(Information supplied begins)
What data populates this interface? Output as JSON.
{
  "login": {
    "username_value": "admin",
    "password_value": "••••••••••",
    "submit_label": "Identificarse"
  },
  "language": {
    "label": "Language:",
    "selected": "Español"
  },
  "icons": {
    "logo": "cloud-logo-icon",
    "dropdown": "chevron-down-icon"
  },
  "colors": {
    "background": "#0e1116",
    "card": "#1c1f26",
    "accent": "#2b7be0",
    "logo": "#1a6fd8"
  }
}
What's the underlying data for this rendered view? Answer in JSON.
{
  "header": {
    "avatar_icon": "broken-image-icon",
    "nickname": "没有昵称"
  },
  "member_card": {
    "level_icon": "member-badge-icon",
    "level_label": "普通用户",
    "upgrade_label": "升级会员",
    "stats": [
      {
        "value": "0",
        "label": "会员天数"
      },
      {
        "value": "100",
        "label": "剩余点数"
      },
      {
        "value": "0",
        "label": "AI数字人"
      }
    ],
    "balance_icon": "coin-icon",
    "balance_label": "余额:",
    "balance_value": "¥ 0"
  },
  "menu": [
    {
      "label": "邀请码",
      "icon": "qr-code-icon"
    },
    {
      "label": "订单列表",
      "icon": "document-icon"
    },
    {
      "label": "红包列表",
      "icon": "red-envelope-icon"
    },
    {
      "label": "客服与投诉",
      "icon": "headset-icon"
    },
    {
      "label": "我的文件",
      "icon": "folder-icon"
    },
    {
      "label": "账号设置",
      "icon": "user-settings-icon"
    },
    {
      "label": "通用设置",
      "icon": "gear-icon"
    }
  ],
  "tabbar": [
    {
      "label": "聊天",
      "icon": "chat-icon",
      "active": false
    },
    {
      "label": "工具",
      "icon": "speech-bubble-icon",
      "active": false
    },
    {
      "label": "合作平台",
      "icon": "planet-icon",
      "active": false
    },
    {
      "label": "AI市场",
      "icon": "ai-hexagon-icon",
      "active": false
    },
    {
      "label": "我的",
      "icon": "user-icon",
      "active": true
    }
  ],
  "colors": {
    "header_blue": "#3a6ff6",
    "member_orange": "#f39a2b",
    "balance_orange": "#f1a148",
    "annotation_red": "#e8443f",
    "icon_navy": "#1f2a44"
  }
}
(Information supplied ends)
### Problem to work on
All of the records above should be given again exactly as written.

### Expected answer
What data populates this interface? Output as JSON.
{
  "login": {
    "username_value": "admin",
    "password_value": "••••••••••",
    "submit_label": "Identificarse"
  },
  "language": {
    "label": "Language:",
    "selected": "Español"
  },
  "icons": {
    "logo": "cloud-logo-icon",
    "dropdown": "chevron-down-icon"
  },
  "colors": {
    "background": "#0e1116",
    "card": "#1c1f26",
    "accent": "#2b7be0",
    "logo": "#1a6fd8"
  }
}
What's the underlying data for this rendered view? Answer in JSON.
{
  "header": {
    "avatar_icon": "broken-image-icon",
    "nickname": "没有昵称"
  },
  "member_card": {
    "level_icon": "member-badge-icon",
    "level_label": "普通用户",
    "upgrade_label": "升级会员",
    "stats": [
      {
        "value": "0",
        "label": "会员天数"
      },
      {
        "value": "100",
        "label": "剩余点数"
      },
      {
        "value": "0",
        "label": "AI数字人"
      }
    ],
    "balance_icon": "coin-icon",
    "balance_label": "余额:",
    "balance_value": "¥ 0"
  },
  "menu": [
    {
      "label": "邀请码",
      "icon": "qr-code-icon"
    },
    {
      "label": "订单列表",
      "icon": "document-icon"
    },
    {
      "label": "红包列表",
      "icon": "red-envelope-icon"
    },
    {
      "label": "客服与投诉",
      "icon": "headset-icon"
    },
    {
      "label": "我的文件",
      "icon": "folder-icon"
    },
    {
      "label": "账号设置",
      "icon": "user-settings-icon"
    },
    {
      "label": "通用设置",
      "icon": "gear-icon"
    }
  ],
  "tabbar": [
    {
      "label": "聊天",
      "icon": "chat-icon",
      "active": false
    },
    {
      "label": "工具",
      "icon": "speech-bubble-icon",
      "active": false
    },
    {
      "label": "合作平台",
      "icon": "planet-icon",
      "active": false
    },
    {
      "label": "AI市场",
      "icon": "ai-hexagon-icon",
      "active": false
    },
    {
      "label": "我的",
      "icon": "user-icon",
      "active": true
    }
  ],
  "colors": {
    "header_blue": "#3a6ff6",
    "member_orange": "#f39a2b",
    "balance_orange": "#f1a148",
    "annotation_red": "#e8443f",
    "icon_navy": "#1f2a44"
  }
}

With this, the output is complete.